The exhibits themselves incorporate artifacts that were found by archeologists during excavations here and artifacts found in nearby areas that better illustrate the mounds and mound-builders. The museum will be open all winter, Mound-builders, here, have been traced back 1,750 years.
There is an auditorium to the left, as you enter the center of the visitors' center, designed to seat 60 people. It is equipped with modern slide projection and tape recording instruments, which present a slide projection and tape recording instruments, which present a complete automatic show to the public, describing the area and the Indians who once roamed the area. The slide projector and tape recording instruments can be operated from the controls at the counter desk in the lobby.
The seats are modern blue, grey and white plastic, chrome chairs of modern design. The one wall has a projection screen wall, an area 10x12 feet, with theater screen paint on it. The entire building is air-conditioned, both for hot and cold weather. It is heated with oil.

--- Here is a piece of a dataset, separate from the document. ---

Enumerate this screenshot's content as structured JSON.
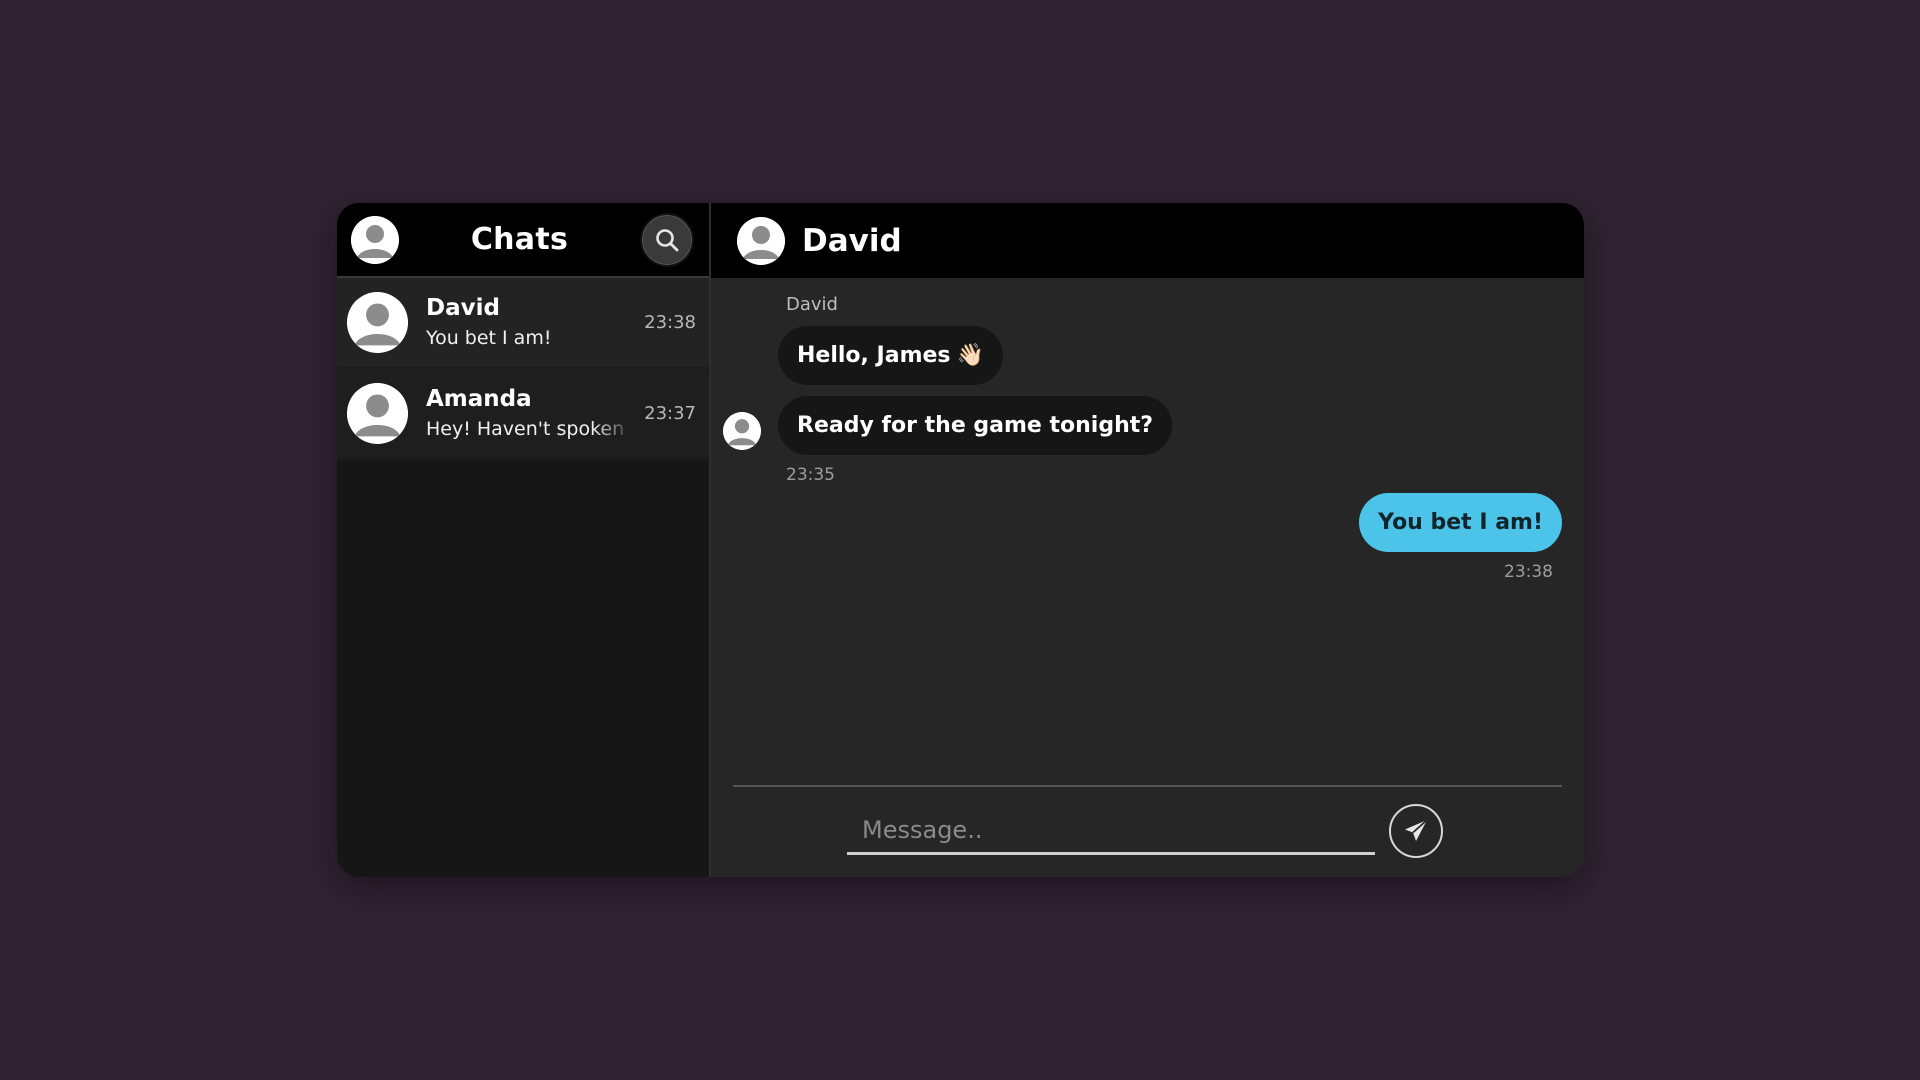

Promenade

One feature of the center is the promenade across the back of the building that gives the visitors' a fine view of the Mississippi river and surrounding bluffs.
A nice view can also be seen from the center lobby of the river and bluffs. The promenade leads to a bridge over the brook-filled ravine which leads to the Mounds trail--this climbing walk provides many beautiful river and foliage vistas. The naturalists can see trees, plants, stones and wildlife on this trail.
The buildings at Effigy Mounds are constructed of tan, modern-style brick, using cement floors covered with vinyl tile. Wide overhangs provide roof shelter over the walks at the visitor's center as well as the 2 new residences that house park personnel. There is also a tan brick walled parking area for park machinery near the residences and a workshop.

Eleventh Anniversary

The eleventh anniversary of Effigy Mounds will be Tuesday.
This monument was established in 1949, when President Harry Truman signed a proclamation establishing 1,000 acres of Indian Mound area, 5 miles north of McGregor, as Effigy Mounds national monument. Congress appropriated $11119 for its maintenance and improvement and William J. Kennedy was the first superintendent. Walter Berrett succeeded him as superintendent, followed by Daniel Tobin.
Attendance the first year, 1950, was 1,742 visitors. The largest attendance was for 1958 with 66,897. Attendance for the tenth year, 1951, was 65,398 visitors.
Attendance for this year, through Oct. 17, was 55,007. The drop in attendance the last 2 years has been due to the park being under construction. Tobin said he anticipates 86,000 visitors in 1961.